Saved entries
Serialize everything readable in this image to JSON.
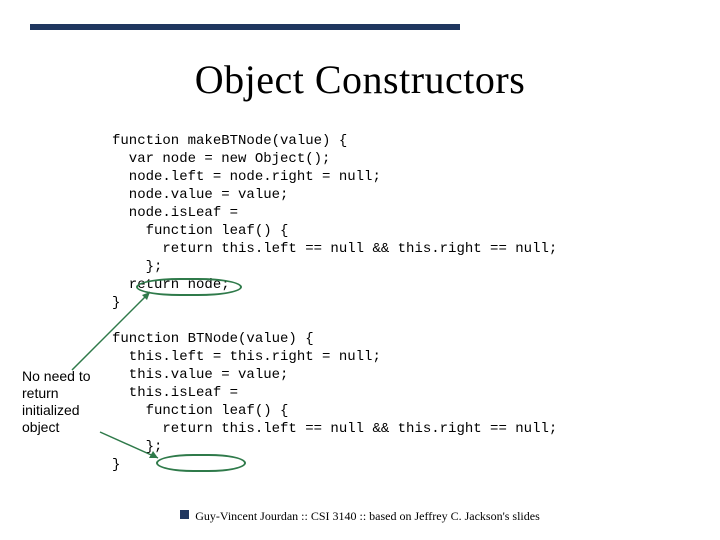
{
  "slide": {
    "title": "Object Constructors",
    "code": "function makeBTNode(value) {\n  var node = new Object();\n  node.left = node.right = null;\n  node.value = value;\n  node.isLeaf =\n    function leaf() {\n      return this.left == null && this.right == null;\n    };\n  return node;\n}\n\nfunction BTNode(value) {\n  this.left = this.right = null;\n  this.value = value;\n  this.isLeaf =\n    function leaf() {\n      return this.left == null && this.right == null;\n    };\n}",
    "annotation": "No need to return initialized object",
    "footer": "Guy-Vincent Jourdan :: CSI 3140 :: based on Jeffrey C. Jackson's slides"
  }
}
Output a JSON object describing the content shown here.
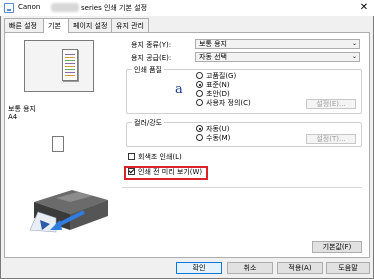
{
  "window": {
    "title_prefix": "Canon",
    "title_suffix": "series 인쇄 기본 설정",
    "close_glyph": "✕"
  },
  "tabs": [
    {
      "label": "빠른 설정"
    },
    {
      "label": "기본"
    },
    {
      "label": "페이지 설정"
    },
    {
      "label": "유지 관리"
    }
  ],
  "preview": {
    "media_label": "보통 용지",
    "size_label": "A4"
  },
  "settings": {
    "media_type": {
      "label": "용지 종류(Y):",
      "value": "보통 용지"
    },
    "paper_source": {
      "label": "용지 공급(E):",
      "value": "자동 선택"
    },
    "print_quality": {
      "group_title": "인쇄 품질",
      "icon_glyph": "a",
      "options": [
        {
          "label": "고품질(G)",
          "selected": false
        },
        {
          "label": "표준(N)",
          "selected": true
        },
        {
          "label": "초안(D)",
          "selected": false
        },
        {
          "label": "사용자 정의(C)",
          "selected": false
        }
      ],
      "set_button": "설정(E)..."
    },
    "color_intensity": {
      "group_title": "컬러/강도",
      "options": [
        {
          "label": "자동(U)",
          "selected": true
        },
        {
          "label": "수동(M)",
          "selected": false
        }
      ],
      "set_button": "설정(T)..."
    },
    "grayscale": {
      "label": "회색조 인쇄(L)",
      "checked": false
    },
    "preview_before_print": {
      "label": "인쇄 전 미리 보기(W)",
      "checked": true
    }
  },
  "buttons": {
    "defaults": "기본값(F)",
    "ok": "확인",
    "cancel": "취소",
    "apply": "적용(A)",
    "help": "도움말"
  },
  "colors": {
    "highlight": "#d9232a",
    "title_icon": "#5a8acb"
  }
}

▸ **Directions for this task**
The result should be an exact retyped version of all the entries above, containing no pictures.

▸ **Written response**
Serialize everything readable in this image to JSON.
{
  "slide": {
    "title": "Object Constructors",
    "code": "function makeBTNode(value) {\n  var node = new Object();\n  node.left = node.right = null;\n  node.value = value;\n  node.isLeaf =\n    function leaf() {\n      return this.left == null && this.right == null;\n    };\n  return node;\n}\n\nfunction BTNode(value) {\n  this.left = this.right = null;\n  this.value = value;\n  this.isLeaf =\n    function leaf() {\n      return this.left == null && this.right == null;\n    };\n}",
    "annotation": "No need to return initialized object",
    "footer": "Guy-Vincent Jourdan :: CSI 3140 :: based on Jeffrey C. Jackson's slides"
  }
}
Output a JSON object describing the content shown here.
{
  "window": {
    "title_prefix": "Canon",
    "title_suffix": "series 인쇄 기본 설정",
    "close_glyph": "✕"
  },
  "tabs": [
    {
      "label": "빠른 설정"
    },
    {
      "label": "기본"
    },
    {
      "label": "페이지 설정"
    },
    {
      "label": "유지 관리"
    }
  ],
  "preview": {
    "media_label": "보통 용지",
    "size_label": "A4"
  },
  "settings": {
    "media_type": {
      "label": "용지 종류(Y):",
      "value": "보통 용지"
    },
    "paper_source": {
      "label": "용지 공급(E):",
      "value": "자동 선택"
    },
    "print_quality": {
      "group_title": "인쇄 품질",
      "icon_glyph": "a",
      "options": [
        {
          "label": "고품질(G)",
          "selected": false
        },
        {
          "label": "표준(N)",
          "selected": true
        },
        {
          "label": "초안(D)",
          "selected": false
        },
        {
          "label": "사용자 정의(C)",
          "selected": false
        }
      ],
      "set_button": "설정(E)..."
    },
    "color_intensity": {
      "group_title": "컬러/강도",
      "options": [
        {
          "label": "자동(U)",
          "selected": true
        },
        {
          "label": "수동(M)",
          "selected": false
        }
      ],
      "set_button": "설정(T)..."
    },
    "grayscale": {
      "label": "회색조 인쇄(L)",
      "checked": false
    },
    "preview_before_print": {
      "label": "인쇄 전 미리 보기(W)",
      "checked": true
    }
  },
  "buttons": {
    "defaults": "기본값(F)",
    "ok": "확인",
    "cancel": "취소",
    "apply": "적용(A)",
    "help": "도움말"
  },
  "colors": {
    "highlight": "#d9232a",
    "title_icon": "#5a8acb"
  }
}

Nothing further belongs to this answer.